Russia would be beaten by Saudi Arabia as the world’s largest crude oil producer by 2015, according to a report published by International Energy Agency (IEA). The agency suggested it is the result of the output at new Russian fields that failed to compensate rapidly declining mature deposits.
IEA mentioned in its World Energy Outlook that Russia would now concentrate on supplying natural gas to China and transforming itself into a major source of the fuel rather than gas export monopoly. Russia took over Saudi Arabia’s production of oil during the economic crisis in 2009 when OPEC’s crude output declined.
The Paris-based organisation predicted that Saudi Arabia will be able to match Russia’s 10.5 million barrels per day production capacity by 2015 and cross 14 million barrels per day by 2035. On the other hand, Russia’s production would fall to 9.7 million barrels per day by year end if it implements new stimulus measures for upstream production, IEA added. Difference on the basis of calculations brings out IEA’s figures on the higher side to that of Saudi government’s 10 million barrels per day by 2020.
In 1988, production in Russia peaked at 11.41 million barrels per day under Soviet rule driving it to 10 million barrels per day. Production declined when USSR disintegrated and Russian Federation faced economic and political chaos during the 1990s.
IEA says Russian fiscal policy largely determines the decline in production, limiting the incentive to invest when the prices rise assuming sympathetic evolution of taxation. Russia’s new deliveries to China will maintain its position as the world’s largest gas producer and natural gas exporter.
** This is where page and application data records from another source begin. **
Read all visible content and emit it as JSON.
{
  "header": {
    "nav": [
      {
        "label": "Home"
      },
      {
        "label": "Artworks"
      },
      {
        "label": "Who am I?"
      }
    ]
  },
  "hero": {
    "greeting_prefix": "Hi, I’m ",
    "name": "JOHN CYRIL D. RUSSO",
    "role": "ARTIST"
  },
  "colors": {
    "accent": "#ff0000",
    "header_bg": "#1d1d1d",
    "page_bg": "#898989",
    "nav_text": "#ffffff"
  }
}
By 2016, Russia would be exporting gas to China amounting to 68 billion cubic metres (bcm), equal to nearly half of Europe’s intake. Gazprom officials also accepted that the deliveries would hold up due to delay in agreement.
Russia’s reserve capacity is in the form of energy efficient improvements as the hydrocarbon country is trying to diversify away from commodity, said the analysts. Although IEA believes that Russia needs to pick up the pace of change. The international agency also believes that Russia can save almost 1/3 of its annual primary energy used by increasing its energy efficiency in all sectors to the levels of developed countries, an amount equivalent to energy used in one year by the United Kingdom. This would accelerate the modernization of the Russian economy and its dependency on the international commodity prices would no longer persist.